- Published: Thursday, 08 October 2015 07:45
According to a new survey by XpertHR 40 percent of businesses do not engage in succession planning, which can compromise their competitive market position, engender a reactive business environment, and unnecessarily increase talent acquisition costs.
Over 500 CHROs, CFOs, general counsels, business owners, consultants and assistants from various industries took part in the survey.
Of those organizations that do have a formal succession planning process in place, 20 percent reported having a formal succession planning process for roles critical to the organization, while 8.7 percent have a process in place for executive-level positions only.
- One-fifth of respondents (20.2 percent) said they were not confident that their workplaces have adequate talent pipelines for critical positions.
- Sixteen percent of respondents indicated that their organizations do not plan to develop a succession plan.
- Encouragingly, about a third of respondents confirmed that their organizations are in the process of creating a succession plan.
"Succession planning helps organizations ensure business continuity and performance when top talent exits, skills gaps are identified, or tragedy strikes," says Marta Moakley, JD, legal editor, XpertHR U.S.
Engaging in succession planning can reduce potential risks to an organization by addressing likely openings in a proactive manner. If done well, succession planning integrates a number of other internal processes, such as talent management and employee retention initiatives, and includes an ability to measure the plan's results.
HR must take the initiative to ensure that senior management is on board with the process and understands the business risks inherent in failing to engage in succession planning. But it may be difficult to address this topic with management, especially in an unregulated industry with no succession planning requirements for any roles.

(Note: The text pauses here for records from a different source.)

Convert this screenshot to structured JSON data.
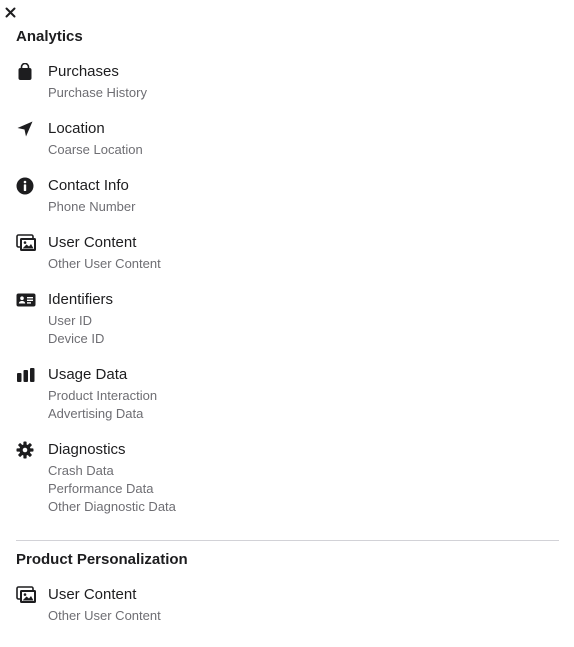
{
  "sections": [
    {
      "title": "Analytics",
      "categories": [
        {
          "name": "Purchases",
          "icon": "shopping-bag-icon",
          "items": [
            "Purchase History"
          ]
        },
        {
          "name": "Location",
          "icon": "location-arrow-icon",
          "items": [
            "Coarse Location"
          ]
        },
        {
          "name": "Contact Info",
          "icon": "info-circle-icon",
          "items": [
            "Phone Number"
          ]
        },
        {
          "name": "User Content",
          "icon": "photos-icon",
          "items": [
            "Other User Content"
          ]
        },
        {
          "name": "Identifiers",
          "icon": "id-card-icon",
          "items": [
            "User ID",
            "Device ID"
          ]
        },
        {
          "name": "Usage Data",
          "icon": "bar-chart-icon",
          "items": [
            "Product Interaction",
            "Advertising Data"
          ]
        },
        {
          "name": "Diagnostics",
          "icon": "gear-icon",
          "items": [
            "Crash Data",
            "Performance Data",
            "Other Diagnostic Data"
          ]
        }
      ]
    },
    {
      "title": "Product Personalization",
      "categories": [
        {
          "name": "User Content",
          "icon": "photos-icon",
          "items": [
            "Other User Content"
          ]
        }
      ]
    }
  ],
  "colors": {
    "text": "#1d1d1f",
    "secondary": "#6e6e73",
    "divider": "#d2d2d7"
  }
}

"The greatest risk in succession planning is failing to engage in the process at all," explains Moakley. "A major obstacle could be a reticence to discuss the subject of succession planning, which requires an organization to embrace the inevitability of change inherent in employee retirement, turnover and separation."
Visit XpertHR to download a free Succession Planning ebook.